Charles Allen, the chairman of Granada, has admitted that the company will have to go through with its proposed merger with Carlton, almost regardless of the conditions imposed on the deal.
It is the first time that a senior executive of Carlton or Granada has conceded that, even if the Government demands the most far-reaching structural concessions to clear the deal, the companies will probably have to proceed with the merger.
In the past, both companies, the two big ITV players, have argued that the rationale of the tie-up would be destroyed if they were made to separate off their respective sales houses. However, Mr Allen, who would be chief executive of the merged company, said in a newspaper article that the merger may still be worthwhile. "If the Government requires divestment of both sales houses, we will have to look very carefully to see if we can make that work," Mr Allen said.

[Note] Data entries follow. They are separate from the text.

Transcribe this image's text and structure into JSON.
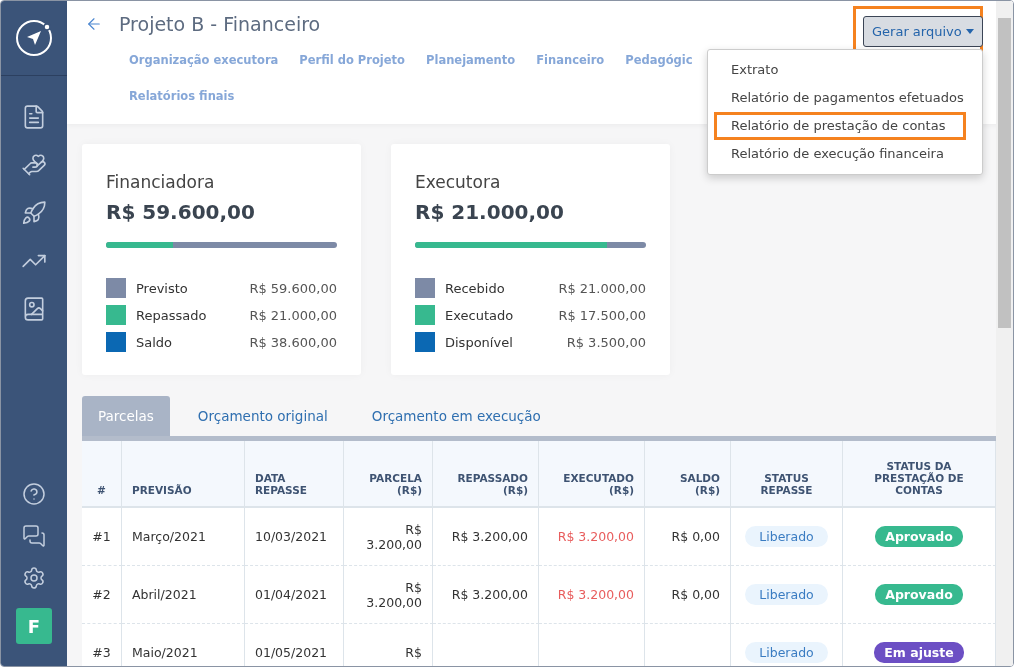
{
  "sidebar": {
    "avatar": "F"
  },
  "header": {
    "title": "Projeto B - Financeiro",
    "nav": [
      {
        "label": "Organização executora",
        "selected": false
      },
      {
        "label": "Perfil do Projeto",
        "selected": false
      },
      {
        "label": "Planejamento",
        "selected": false
      },
      {
        "label": "Financeiro",
        "selected": false
      },
      {
        "label": "Pedagógic",
        "selected": false
      },
      {
        "label": "Relatórios finais",
        "selected": false
      }
    ]
  },
  "export_button": {
    "label": "Gerar arquivo",
    "highlighted": true
  },
  "export_menu": [
    {
      "label": "Extrato",
      "highlighted": false
    },
    {
      "label": "Relatório de pagamentos efetuados",
      "highlighted": false
    },
    {
      "label": "Relatório de prestação de contas",
      "highlighted": true
    },
    {
      "label": "Relatório de execução financeira",
      "highlighted": false
    }
  ],
  "cards": [
    {
      "title": "Financiadora",
      "total": "R$ 59.600,00",
      "level": 0.29,
      "legend": [
        {
          "label": "Previsto",
          "value": "R$ 59.600,00",
          "color": "#7d8aa6"
        },
        {
          "label": "Repassado",
          "value": "R$ 21.000,00",
          "color": "#37b98f"
        },
        {
          "label": "Saldo",
          "value": "R$ 38.600,00",
          "color": "#0b68b3"
        }
      ]
    },
    {
      "title": "Executora",
      "total": "R$ 21.000,00",
      "level": 0.83,
      "legend": [
        {
          "label": "Recebido",
          "value": "R$ 21.000,00",
          "color": "#7d8aa6"
        },
        {
          "label": "Executado",
          "value": "R$ 17.500,00",
          "color": "#37b98f"
        },
        {
          "label": "Disponível",
          "value": "R$ 3.500,00",
          "color": "#0b68b3"
        }
      ]
    }
  ],
  "tabs": [
    {
      "label": "Parcelas",
      "selected": true
    },
    {
      "label": "Orçamento original",
      "selected": false
    },
    {
      "label": "Orçamento em execução",
      "selected": false
    }
  ],
  "table": {
    "columns": [
      "#",
      "PREVISÃO",
      "DATA REPASSE",
      "PARCELA (R$)",
      "REPASSADO (R$)",
      "EXECUTADO (R$)",
      "SALDO (R$)",
      "STATUS REPASSE",
      "STATUS DA PRESTAÇÃO DE CONTAS"
    ],
    "rows": [
      {
        "num": "#1",
        "forecast": "Março/2021",
        "date": "10/03/2021",
        "parcel": "R$ 3.200,00",
        "transferred": "R$ 3.200,00",
        "executed": "R$ 3.200,00",
        "balance": "R$ 0,00",
        "transfer_status": "Liberado",
        "report_status": {
          "label": "Aprovado",
          "color": "#37b98f"
        }
      },
      {
        "num": "#2",
        "forecast": "Abril/2021",
        "date": "01/04/2021",
        "parcel": "R$ 3.200,00",
        "transferred": "R$ 3.200,00",
        "executed": "R$ 3.200,00",
        "balance": "R$ 0,00",
        "transfer_status": "Liberado",
        "report_status": {
          "label": "Aprovado",
          "color": "#37b98f"
        }
      },
      {
        "num": "#3",
        "forecast": "Maio/2021",
        "date": "01/05/2021",
        "parcel": "R$",
        "transfer_status": "Liberado",
        "report_status": {
          "label": "Em ajuste",
          "color": "#6c4fc4"
        }
      }
    ]
  }
}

However, the TV mogul Haim Saban yesterday warned such a move would quench any interest he had in bidding for ITV. "Our level of interest if they have to divest ad sales goes down to zero. We will not invest one dollar," he told delegates at the Royal Television Society conference in Cambridge.
The Competition Commission has sent its verdict on the Carlton-Granada merger to the Department of Trade and Industry, which is expected to rule on the deal early next month.
Few expect the transaction to be blocked altogether but, as the combined companies would have more than half the television advertising market, conditions are anticipated. Carlton and Granada have pushed for a "behavioural" remedy rather than structural solution such as the separation of their sales houses. However, Mr Allen suggested yesterday that independent sales houses could be made to work. "As ever, the devil will be in the detail," he said.
It is understood ITV executives believe that, as long as the network is allowed some level of control over advertising - the source of most its revenues - independent sales houses would be workable.Reuse content